The answer is all of the data, repeated exactly.

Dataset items
══════════

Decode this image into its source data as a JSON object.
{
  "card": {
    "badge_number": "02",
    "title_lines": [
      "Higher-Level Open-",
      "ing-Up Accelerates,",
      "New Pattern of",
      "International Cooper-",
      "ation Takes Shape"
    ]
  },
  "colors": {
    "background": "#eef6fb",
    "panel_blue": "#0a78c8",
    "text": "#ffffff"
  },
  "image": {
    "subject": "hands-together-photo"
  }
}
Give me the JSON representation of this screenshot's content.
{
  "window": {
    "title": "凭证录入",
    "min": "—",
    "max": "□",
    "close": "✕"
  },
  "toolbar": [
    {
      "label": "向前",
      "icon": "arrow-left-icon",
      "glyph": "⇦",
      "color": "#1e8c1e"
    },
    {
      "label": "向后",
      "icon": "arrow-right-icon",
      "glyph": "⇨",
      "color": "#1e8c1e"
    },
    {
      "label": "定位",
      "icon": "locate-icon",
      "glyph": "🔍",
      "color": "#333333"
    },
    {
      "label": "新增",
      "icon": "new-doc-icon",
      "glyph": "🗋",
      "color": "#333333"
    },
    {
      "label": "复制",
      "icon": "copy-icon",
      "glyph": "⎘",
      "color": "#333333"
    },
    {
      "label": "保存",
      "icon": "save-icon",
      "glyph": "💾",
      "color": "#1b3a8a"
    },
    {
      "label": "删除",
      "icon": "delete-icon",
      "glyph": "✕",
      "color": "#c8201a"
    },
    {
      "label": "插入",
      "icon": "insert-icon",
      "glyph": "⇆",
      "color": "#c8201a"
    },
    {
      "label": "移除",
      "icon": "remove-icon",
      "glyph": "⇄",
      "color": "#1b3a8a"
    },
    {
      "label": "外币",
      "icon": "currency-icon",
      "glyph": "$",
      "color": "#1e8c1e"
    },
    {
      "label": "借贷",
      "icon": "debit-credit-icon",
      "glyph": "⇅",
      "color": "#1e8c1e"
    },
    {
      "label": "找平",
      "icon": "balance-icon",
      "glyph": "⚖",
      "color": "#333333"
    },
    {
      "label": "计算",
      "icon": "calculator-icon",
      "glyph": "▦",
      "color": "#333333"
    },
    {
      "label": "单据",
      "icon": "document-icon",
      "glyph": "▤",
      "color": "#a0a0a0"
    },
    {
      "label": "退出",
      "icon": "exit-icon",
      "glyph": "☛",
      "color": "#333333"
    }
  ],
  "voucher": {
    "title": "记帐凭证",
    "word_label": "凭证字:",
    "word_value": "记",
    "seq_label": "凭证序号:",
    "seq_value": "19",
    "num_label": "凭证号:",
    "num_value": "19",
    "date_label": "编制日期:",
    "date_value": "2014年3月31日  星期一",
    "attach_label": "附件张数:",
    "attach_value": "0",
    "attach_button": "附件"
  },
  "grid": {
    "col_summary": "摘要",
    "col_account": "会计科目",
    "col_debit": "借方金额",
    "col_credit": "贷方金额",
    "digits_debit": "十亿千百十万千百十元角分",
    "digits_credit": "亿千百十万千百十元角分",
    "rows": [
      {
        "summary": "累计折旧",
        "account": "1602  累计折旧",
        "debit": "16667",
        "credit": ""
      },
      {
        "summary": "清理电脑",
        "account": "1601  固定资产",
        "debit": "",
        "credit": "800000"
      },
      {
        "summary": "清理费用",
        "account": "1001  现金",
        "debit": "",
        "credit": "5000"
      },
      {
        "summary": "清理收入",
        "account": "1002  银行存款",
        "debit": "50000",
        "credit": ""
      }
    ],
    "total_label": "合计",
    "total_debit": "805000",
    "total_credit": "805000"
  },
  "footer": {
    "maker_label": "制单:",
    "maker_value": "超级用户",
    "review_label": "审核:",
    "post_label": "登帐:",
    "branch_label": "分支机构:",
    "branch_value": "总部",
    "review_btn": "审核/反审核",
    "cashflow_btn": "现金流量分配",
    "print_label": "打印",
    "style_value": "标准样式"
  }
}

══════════

# RESULT OF THIS EXERCISE
Decode this image into its source data as a JSON object.
{
  "card": {
    "badge_number": "02",
    "title_lines": [
      "Higher-Level Open-",
      "ing-Up Accelerates,",
      "New Pattern of",
      "International Cooper-",
      "ation Takes Shape"
    ]
  },
  "colors": {
    "background": "#eef6fb",
    "panel_blue": "#0a78c8",
    "text": "#ffffff"
  },
  "image": {
    "subject": "hands-together-photo"
  }
}
Give me the JSON representation of this screenshot's content.
{
  "window": {
    "title": "凭证录入",
    "min": "—",
    "max": "□",
    "close": "✕"
  },
  "toolbar": [
    {
      "label": "向前",
      "icon": "arrow-left-icon",
      "glyph": "⇦",
      "color": "#1e8c1e"
    },
    {
      "label": "向后",
      "icon": "arrow-right-icon",
      "glyph": "⇨",
      "color": "#1e8c1e"
    },
    {
      "label": "定位",
      "icon": "locate-icon",
      "glyph": "🔍",
      "color": "#333333"
    },
    {
      "label": "新增",
      "icon": "new-doc-icon",
      "glyph": "🗋",
      "color": "#333333"
    },
    {
      "label": "复制",
      "icon": "copy-icon",
      "glyph": "⎘",
      "color": "#333333"
    },
    {
      "label": "保存",
      "icon": "save-icon",
      "glyph": "💾",
      "color": "#1b3a8a"
    },
    {
      "label": "删除",
      "icon": "delete-icon",
      "glyph": "✕",
      "color": "#c8201a"
    },
    {
      "label": "插入",
      "icon": "insert-icon",
      "glyph": "⇆",
      "color": "#c8201a"
    },
    {
      "label": "移除",
      "icon": "remove-icon",
      "glyph": "⇄",
      "color": "#1b3a8a"
    },
    {
      "label": "外币",
      "icon": "currency-icon",
      "glyph": "$",
      "color": "#1e8c1e"
    },
    {
      "label": "借贷",
      "icon": "debit-credit-icon",
      "glyph": "⇅",
      "color": "#1e8c1e"
    },
    {
      "label": "找平",
      "icon": "balance-icon",
      "glyph": "⚖",
      "color": "#333333"
    },
    {
      "label": "计算",
      "icon": "calculator-icon",
      "glyph": "▦",
      "color": "#333333"
    },
    {
      "label": "单据",
      "icon": "document-icon",
      "glyph": "▤",
      "color": "#a0a0a0"
    },
    {
      "label": "退出",
      "icon": "exit-icon",
      "glyph": "☛",
      "color": "#333333"
    }
  ],
  "voucher": {
    "title": "记帐凭证",
    "word_label": "凭证字:",
    "word_value": "记",
    "seq_label": "凭证序号:",
    "seq_value": "19",
    "num_label": "凭证号:",
    "num_value": "19",
    "date_label": "编制日期:",
    "date_value": "2014年3月31日  星期一",
    "attach_label": "附件张数:",
    "attach_value": "0",
    "attach_button": "附件"
  },
  "grid": {
    "col_summary": "摘要",
    "col_account": "会计科目",
    "col_debit": "借方金额",
    "col_credit": "贷方金额",
    "digits_debit": "十亿千百十万千百十元角分",
    "digits_credit": "亿千百十万千百十元角分",
    "rows": [
      {
        "summary": "累计折旧",
        "account": "1602  累计折旧",
        "debit": "16667",
        "credit": ""
      },
      {
        "summary": "清理电脑",
        "account": "1601  固定资产",
        "debit": "",
        "credit": "800000"
      },
      {
        "summary": "清理费用",
        "account": "1001  现金",
        "debit": "",
        "credit": "5000"
      },
      {
        "summary": "清理收入",
        "account": "1002  银行存款",
        "debit": "50000",
        "credit": ""
      }
    ],
    "total_label": "合计",
    "total_debit": "805000",
    "total_credit": "805000"
  },
  "footer": {
    "maker_label": "制单:",
    "maker_value": "超级用户",
    "review_label": "审核:",
    "post_label": "登帐:",
    "branch_label": "分支机构:",
    "branch_value": "总部",
    "review_btn": "审核/反审核",
    "cashflow_btn": "现金流量分配",
    "print_label": "打印",
    "style_value": "标准样式"
  }
}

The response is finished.